Task to carry out =
Lines that include "Cost" make up the answer; copy all of them from the data below.

Dataset =
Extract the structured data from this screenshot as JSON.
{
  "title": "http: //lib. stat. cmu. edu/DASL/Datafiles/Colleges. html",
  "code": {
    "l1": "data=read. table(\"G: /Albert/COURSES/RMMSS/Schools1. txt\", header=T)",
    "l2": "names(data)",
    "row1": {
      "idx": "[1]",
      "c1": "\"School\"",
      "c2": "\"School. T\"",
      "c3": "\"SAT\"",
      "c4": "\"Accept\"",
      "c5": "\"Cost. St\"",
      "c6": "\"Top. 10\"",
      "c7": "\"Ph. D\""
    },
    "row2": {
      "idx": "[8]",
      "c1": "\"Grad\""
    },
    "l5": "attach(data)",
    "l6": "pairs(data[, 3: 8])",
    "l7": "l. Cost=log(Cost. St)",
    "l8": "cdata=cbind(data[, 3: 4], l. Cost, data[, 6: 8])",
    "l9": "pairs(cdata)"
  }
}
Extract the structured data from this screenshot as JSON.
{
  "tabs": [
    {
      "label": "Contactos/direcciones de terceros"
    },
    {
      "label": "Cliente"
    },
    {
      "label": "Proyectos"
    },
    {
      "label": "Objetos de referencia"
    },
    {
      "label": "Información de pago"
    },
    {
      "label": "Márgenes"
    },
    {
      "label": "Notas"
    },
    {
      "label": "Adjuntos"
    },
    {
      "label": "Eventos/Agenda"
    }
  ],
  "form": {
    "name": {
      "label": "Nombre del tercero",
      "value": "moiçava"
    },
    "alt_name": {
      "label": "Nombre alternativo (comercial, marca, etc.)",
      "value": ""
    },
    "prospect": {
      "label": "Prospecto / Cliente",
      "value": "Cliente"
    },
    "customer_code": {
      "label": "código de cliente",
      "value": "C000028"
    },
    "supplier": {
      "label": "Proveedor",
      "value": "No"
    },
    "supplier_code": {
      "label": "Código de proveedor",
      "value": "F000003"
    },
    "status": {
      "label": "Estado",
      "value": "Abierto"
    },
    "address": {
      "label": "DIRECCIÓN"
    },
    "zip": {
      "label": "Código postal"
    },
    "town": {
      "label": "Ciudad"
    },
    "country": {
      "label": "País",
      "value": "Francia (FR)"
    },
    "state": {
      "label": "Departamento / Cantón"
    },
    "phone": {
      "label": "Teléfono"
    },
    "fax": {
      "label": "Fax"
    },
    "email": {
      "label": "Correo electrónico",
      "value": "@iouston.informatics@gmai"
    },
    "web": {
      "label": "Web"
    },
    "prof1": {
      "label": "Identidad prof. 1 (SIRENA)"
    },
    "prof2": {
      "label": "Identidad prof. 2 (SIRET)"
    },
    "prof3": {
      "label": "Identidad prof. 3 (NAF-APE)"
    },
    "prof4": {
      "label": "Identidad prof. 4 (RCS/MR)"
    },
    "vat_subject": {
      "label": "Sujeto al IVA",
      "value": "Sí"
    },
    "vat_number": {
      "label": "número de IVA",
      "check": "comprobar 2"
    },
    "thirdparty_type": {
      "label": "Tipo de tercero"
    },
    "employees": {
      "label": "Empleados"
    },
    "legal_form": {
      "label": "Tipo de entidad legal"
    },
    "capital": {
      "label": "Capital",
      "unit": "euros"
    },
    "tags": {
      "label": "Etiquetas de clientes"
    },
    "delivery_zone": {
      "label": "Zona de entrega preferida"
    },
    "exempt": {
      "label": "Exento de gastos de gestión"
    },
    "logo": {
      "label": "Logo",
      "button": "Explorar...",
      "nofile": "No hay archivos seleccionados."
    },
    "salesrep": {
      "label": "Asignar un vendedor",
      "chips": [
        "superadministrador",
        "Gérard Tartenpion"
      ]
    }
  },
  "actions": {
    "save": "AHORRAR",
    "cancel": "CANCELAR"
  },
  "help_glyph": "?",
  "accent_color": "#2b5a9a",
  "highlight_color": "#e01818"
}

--

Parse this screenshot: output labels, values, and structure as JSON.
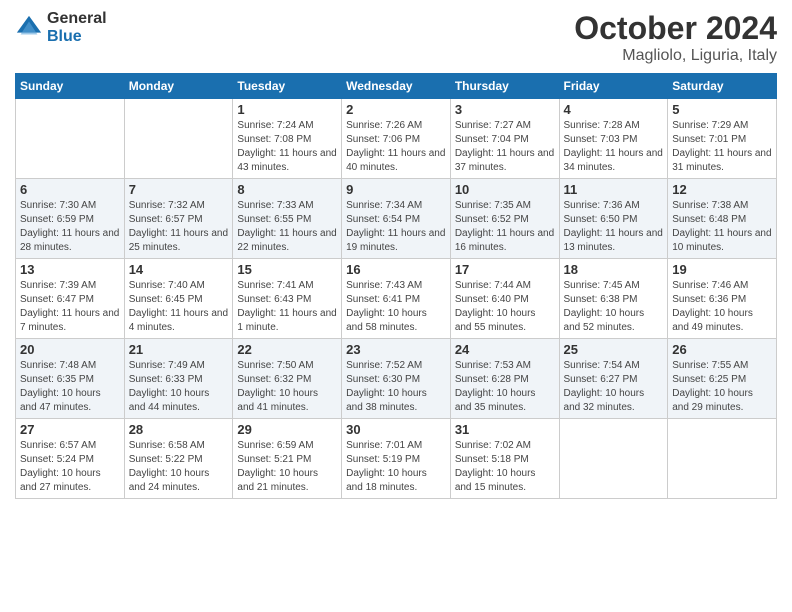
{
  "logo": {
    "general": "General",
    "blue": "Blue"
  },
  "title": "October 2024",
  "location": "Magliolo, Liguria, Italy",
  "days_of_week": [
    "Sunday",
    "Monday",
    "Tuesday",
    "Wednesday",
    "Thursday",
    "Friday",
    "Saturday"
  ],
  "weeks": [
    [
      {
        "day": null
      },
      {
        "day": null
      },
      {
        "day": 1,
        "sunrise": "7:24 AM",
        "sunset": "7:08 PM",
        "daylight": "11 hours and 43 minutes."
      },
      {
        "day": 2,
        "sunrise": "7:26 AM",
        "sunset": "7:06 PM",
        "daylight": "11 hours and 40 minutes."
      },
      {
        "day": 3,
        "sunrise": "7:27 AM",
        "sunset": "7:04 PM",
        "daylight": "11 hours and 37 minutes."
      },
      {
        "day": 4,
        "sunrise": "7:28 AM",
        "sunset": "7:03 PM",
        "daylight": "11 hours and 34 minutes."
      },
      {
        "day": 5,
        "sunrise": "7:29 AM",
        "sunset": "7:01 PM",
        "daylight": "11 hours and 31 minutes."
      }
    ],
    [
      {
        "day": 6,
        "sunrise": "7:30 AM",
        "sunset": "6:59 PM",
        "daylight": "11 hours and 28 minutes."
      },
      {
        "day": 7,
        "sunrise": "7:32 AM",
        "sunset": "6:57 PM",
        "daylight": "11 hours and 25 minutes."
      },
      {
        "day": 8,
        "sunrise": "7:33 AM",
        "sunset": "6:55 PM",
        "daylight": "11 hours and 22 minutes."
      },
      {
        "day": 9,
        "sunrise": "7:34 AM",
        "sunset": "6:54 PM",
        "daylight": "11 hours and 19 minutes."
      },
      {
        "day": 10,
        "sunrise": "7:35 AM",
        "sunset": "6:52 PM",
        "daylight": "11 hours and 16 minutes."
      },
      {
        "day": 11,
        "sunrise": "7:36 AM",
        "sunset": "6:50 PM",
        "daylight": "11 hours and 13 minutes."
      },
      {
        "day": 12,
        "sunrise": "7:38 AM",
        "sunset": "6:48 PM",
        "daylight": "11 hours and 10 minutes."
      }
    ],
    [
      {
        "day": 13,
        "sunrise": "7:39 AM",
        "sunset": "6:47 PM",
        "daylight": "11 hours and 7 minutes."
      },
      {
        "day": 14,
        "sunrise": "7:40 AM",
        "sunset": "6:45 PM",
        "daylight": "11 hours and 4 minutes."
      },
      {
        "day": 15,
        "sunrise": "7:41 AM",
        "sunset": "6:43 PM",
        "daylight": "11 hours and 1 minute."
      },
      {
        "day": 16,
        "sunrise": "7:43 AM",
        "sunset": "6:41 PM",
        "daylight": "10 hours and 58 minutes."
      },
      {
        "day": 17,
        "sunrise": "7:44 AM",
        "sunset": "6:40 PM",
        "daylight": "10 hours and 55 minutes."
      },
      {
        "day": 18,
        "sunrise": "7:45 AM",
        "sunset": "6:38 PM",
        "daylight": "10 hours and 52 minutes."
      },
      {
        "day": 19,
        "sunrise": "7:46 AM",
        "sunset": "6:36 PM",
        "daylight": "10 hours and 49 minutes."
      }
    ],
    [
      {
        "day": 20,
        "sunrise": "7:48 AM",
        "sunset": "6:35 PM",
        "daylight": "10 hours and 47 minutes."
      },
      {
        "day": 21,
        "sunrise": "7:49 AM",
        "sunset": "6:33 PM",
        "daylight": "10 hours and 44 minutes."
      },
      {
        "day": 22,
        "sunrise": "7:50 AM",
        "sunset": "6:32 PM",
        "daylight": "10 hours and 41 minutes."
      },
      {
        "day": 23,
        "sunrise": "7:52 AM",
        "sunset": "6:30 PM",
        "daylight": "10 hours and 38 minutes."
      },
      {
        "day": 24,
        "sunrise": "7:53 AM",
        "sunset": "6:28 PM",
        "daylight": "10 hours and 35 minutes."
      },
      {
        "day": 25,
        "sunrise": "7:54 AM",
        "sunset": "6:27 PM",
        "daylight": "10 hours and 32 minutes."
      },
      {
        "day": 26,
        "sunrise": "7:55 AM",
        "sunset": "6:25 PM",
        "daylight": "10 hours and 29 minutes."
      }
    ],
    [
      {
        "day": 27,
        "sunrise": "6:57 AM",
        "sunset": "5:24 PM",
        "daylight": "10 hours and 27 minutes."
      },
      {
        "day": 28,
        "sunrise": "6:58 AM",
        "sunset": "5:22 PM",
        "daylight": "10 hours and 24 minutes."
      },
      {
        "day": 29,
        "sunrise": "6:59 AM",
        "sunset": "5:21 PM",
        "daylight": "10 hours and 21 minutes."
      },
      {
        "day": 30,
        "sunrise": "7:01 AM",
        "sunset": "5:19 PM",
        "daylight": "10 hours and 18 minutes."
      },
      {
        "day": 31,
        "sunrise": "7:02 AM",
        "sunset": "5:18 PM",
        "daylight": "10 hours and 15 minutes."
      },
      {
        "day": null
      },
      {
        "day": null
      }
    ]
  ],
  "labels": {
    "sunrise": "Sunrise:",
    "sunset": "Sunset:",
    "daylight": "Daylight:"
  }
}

Answer below =
      "c5": "\"Cost. St\"",
    "l7": "l. Cost=log(Cost. St)",
    "l8": "cdata=cbind(data[, 3: 4], l. Cost, data[, 6: 8])",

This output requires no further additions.